Analyzing the Teams Outage of 18 February 2019

Teams problem TM173756

Microsoft Teams suffered its first major worldwide outage on 18 February 2019. Users reported a failure to connect because Teams couldn’t authenticate them. The Post-Incident report for TM173756 revealed an issue with the Azure Key Vault. What’s more interesting is that the issue affected users in multiple Office 365 datacenter regions, which is not good.

Office 365 Captures Audit Records for Teams Compliance Items

Office 365 Audit Log Search

In one of those interesting (but possibly worthless) facts discovered about Office 365, we find that audit records are captured for Teams compliance records written into Exchange Online group mailboxes. The Search-UnifiedAuditLog cmdlet reveals details that we can interpret using some techniques explained in Chapter 21 of the Office 365 for IT Pros eBook.

Microsoft Keeps on Increasing the Teams Membership Limit

Microsoft revealed that Teams now supports a increase to 5,000 members per team. The new maximum will help large organizations like Accenture (the largest user of Teams). Even with the increased limit, Teams might not be the best choice for organization-wide communications for the largest companies. Yammer is still the Microsoft coillaboration scalability champ.

Teams Compliance Records Focused on by New Report

A new report commissioned by Microsoft explains how Exchange Online and the Security and Compliance Center meet the electronic records requirements of regulatory bodies like the SEC and FINRA. Within the report, there’s some news about changes to the way that Office 365 handles Teams compliance records stored in Exchange Online. And after all that, we consider how some backup vendors treat Teams compliance records as equivalent to the data stored in the Teams Azure services.

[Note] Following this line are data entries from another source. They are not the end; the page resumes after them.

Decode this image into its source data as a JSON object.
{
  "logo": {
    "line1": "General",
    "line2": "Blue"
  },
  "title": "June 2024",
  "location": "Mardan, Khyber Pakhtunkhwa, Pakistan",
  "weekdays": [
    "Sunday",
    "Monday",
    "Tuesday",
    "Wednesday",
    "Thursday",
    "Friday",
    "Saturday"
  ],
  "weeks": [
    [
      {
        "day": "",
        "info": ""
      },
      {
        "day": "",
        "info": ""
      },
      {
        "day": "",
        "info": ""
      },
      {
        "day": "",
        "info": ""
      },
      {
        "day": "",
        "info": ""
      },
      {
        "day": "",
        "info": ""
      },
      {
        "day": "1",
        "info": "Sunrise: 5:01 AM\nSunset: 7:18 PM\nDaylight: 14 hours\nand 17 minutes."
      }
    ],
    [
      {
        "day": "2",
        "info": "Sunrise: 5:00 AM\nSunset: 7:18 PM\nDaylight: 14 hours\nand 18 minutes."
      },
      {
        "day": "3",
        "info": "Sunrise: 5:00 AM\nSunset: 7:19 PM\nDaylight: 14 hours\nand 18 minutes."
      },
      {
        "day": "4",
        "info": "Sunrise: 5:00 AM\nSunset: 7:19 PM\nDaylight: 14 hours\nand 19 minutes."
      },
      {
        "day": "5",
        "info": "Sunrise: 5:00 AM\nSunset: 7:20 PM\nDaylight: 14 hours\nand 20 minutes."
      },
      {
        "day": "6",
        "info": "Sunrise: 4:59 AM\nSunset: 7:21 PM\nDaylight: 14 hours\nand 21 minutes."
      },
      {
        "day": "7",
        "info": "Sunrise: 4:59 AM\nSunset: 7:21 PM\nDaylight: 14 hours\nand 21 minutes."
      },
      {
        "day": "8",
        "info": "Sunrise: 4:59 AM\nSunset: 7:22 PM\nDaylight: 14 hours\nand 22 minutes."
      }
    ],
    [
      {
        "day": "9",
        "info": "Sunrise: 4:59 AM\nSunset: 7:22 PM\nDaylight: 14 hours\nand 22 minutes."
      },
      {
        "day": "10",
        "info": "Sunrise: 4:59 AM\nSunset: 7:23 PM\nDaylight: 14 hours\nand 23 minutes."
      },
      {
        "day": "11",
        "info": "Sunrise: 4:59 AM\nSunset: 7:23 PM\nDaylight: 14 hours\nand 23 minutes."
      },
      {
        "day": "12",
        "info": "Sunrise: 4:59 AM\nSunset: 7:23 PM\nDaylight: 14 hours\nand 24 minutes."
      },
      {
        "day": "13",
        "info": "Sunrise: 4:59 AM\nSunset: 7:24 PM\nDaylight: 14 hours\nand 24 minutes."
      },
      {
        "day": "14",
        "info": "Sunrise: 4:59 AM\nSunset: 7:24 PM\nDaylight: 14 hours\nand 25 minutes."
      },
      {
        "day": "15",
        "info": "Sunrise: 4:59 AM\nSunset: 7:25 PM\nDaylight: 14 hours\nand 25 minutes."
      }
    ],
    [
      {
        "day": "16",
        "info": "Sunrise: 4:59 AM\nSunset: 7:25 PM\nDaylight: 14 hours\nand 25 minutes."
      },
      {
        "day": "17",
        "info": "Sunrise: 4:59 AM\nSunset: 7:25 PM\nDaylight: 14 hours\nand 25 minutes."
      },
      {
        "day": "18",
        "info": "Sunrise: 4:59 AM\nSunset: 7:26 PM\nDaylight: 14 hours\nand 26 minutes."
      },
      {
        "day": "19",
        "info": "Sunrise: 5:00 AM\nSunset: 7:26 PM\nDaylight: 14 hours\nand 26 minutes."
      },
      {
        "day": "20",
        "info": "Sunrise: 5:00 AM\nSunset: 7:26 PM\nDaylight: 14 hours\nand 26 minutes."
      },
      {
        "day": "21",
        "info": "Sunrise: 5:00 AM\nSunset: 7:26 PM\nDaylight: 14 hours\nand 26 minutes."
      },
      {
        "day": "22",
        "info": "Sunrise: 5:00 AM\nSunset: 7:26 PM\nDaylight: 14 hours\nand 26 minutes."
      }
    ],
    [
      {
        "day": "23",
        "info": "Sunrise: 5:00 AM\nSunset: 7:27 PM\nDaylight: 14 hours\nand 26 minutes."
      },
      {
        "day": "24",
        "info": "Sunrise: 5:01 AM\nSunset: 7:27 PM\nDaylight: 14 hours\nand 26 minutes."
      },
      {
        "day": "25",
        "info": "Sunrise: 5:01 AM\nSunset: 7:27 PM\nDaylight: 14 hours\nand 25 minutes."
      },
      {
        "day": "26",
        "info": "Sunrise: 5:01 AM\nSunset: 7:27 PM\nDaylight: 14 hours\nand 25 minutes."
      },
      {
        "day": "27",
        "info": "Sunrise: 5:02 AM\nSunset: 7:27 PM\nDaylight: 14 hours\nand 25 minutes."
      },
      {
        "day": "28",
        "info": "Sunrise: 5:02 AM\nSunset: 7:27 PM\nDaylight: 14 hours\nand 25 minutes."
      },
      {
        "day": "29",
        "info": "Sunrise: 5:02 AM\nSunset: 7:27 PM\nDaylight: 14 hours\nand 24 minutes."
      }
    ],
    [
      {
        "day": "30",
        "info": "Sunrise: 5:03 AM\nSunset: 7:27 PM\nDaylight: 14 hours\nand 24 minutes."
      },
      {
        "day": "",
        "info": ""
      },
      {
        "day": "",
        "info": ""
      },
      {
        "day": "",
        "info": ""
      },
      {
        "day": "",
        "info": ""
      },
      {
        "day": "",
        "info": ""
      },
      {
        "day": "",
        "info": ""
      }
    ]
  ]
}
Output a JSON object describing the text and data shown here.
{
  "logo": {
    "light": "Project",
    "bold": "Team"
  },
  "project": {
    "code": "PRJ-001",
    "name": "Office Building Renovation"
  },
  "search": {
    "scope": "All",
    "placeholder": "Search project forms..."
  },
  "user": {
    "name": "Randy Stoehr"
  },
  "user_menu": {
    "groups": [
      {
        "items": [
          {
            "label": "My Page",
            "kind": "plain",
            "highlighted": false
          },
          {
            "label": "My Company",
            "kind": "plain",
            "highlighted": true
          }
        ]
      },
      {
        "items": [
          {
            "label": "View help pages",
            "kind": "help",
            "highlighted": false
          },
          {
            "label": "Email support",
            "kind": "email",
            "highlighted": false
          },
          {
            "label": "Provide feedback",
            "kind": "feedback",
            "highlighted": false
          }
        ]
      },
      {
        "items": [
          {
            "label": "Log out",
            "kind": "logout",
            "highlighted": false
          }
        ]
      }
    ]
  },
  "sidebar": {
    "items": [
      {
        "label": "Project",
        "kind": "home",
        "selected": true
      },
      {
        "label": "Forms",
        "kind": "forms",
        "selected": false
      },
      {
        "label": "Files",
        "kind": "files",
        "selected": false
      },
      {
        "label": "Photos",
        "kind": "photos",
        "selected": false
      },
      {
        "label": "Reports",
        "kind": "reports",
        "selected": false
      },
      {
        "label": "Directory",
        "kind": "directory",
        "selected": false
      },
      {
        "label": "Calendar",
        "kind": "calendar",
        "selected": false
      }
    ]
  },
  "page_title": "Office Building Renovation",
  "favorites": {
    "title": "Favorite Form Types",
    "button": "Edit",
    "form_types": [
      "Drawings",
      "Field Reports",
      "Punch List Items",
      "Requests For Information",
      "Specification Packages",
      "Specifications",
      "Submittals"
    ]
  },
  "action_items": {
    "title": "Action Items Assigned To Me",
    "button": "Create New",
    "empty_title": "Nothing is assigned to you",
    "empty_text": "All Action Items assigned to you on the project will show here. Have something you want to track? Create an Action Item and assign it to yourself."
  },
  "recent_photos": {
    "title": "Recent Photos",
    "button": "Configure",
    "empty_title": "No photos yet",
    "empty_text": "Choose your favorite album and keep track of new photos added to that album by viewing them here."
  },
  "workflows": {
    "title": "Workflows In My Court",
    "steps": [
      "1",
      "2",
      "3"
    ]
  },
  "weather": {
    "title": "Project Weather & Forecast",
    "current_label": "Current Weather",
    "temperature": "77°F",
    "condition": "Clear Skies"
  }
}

Teams Growth Accelerates to 420,000 Organizations

According to Microsoft’s FY19 Q2 results released on January 30, Teams is now used by 420,000 organizations. That’s a strong growth rate over the 329,000 number given at Ignite 2018. And with Office 365 still growing, there’s plenty of room for Teams to expand.

How to Include a Teams Channel in an Exchange Distribution List

Now that we know all about the different email addresses used by Office 365 Groups and Teams, the question arises of how to include a team channel as a member of a distribution group. As it turns out, there’s a simple way and a more complicated way.

Understanding the Email Addresses Used by Microsoft 365 Groups and Teams

Some recent questions in the Microsoft Technical Community show confusion about the email addresses used by Office 365 Groups and Teams. Here’s our attempt to clarify.

Teams Now Supports Dynamic Microsoft 365 Groups

The latest version of the Teams desktop and browser clients support the creation of dynamic teams based on dynamic Office 365 Groups. The functionality is welcome, as long as you can pay for it as every member who comes within the scope of a query used for a dynamic team needs an Azure AD P1 license.

Existing Guest Accounts and the Azure B2B Collaboration Policy

When you impose a block on certain domains, you’d like to think that applications like Teams will respect that block. As it turns out, if you have some lingering guests in your Azure Active Directory, the B2B collaboration policy might not be as effective as you’d hope.

Org-Wide Teams Don’t Need Azure AD P1 Licenses

The prospect of having to pay for many Azure AD Premium P1 licenses just because you use an org-wide team is horrible to contemplate. But don’t worry. You don’t have to because the Teams developers look after membership updates for you.

Microsoft Makes Org-Wide Teams Available to Office 365 Tenants

The latest version of Teams supports the ability to create org-wide teams, but only if your tenant has fewer than 1,000 accounts. It’s a neat idea, if you can use it, but if you have more than 1,000 accounts, there are other ways to foster company-wide communications.

How to use Background Blur in Microsoft Teams Meetings

Would background blurring make a real difference to your video meetings? If it does, then try it out in Teams meetings, but only if you have a recent PC that supports AVX2.